▶ _Your goal_
Each line of the data that mentions the string "fstab" needs to be identified and copied.

▶ _Given information_

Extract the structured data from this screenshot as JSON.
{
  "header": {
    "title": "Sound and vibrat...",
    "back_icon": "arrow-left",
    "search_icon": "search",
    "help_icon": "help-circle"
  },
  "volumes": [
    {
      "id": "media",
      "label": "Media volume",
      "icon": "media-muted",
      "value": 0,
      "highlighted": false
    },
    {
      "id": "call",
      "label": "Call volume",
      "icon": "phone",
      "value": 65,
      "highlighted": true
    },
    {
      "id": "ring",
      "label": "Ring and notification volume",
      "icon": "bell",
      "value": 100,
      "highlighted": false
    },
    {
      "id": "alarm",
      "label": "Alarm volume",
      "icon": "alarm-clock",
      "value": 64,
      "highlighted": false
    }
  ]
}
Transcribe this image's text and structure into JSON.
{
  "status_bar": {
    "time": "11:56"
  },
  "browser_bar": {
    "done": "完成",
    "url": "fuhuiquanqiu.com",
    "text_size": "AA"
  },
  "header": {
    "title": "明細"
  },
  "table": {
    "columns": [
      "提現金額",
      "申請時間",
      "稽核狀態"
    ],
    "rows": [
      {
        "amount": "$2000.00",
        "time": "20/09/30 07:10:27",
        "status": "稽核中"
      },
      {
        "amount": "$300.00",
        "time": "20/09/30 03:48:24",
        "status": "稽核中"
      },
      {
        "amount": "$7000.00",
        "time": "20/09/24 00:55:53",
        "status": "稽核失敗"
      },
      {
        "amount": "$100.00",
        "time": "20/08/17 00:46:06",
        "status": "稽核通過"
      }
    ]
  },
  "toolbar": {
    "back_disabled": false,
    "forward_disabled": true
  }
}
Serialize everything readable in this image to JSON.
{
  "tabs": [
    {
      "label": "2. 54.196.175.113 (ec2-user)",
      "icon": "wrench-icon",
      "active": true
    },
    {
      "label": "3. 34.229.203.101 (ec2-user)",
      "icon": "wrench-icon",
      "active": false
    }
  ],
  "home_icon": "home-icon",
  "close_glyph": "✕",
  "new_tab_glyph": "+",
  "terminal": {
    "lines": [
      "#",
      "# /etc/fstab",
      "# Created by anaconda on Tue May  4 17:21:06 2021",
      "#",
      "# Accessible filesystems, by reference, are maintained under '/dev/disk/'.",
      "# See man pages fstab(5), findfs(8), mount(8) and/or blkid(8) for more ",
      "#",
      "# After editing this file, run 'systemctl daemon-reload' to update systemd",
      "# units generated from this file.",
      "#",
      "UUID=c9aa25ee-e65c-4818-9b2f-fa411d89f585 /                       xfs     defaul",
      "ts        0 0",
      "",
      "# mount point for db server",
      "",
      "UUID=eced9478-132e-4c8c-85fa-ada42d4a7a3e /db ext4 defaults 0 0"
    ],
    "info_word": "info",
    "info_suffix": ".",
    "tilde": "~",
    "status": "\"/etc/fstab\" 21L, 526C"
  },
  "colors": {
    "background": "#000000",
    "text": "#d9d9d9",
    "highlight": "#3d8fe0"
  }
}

▶ _Task response_
      "# /etc/fstab",
      "# See man pages fstab(5), findfs(8), mount(8) and/or blkid(8) for more ",
    "status": "\"/etc/fstab\" 21L, 526C"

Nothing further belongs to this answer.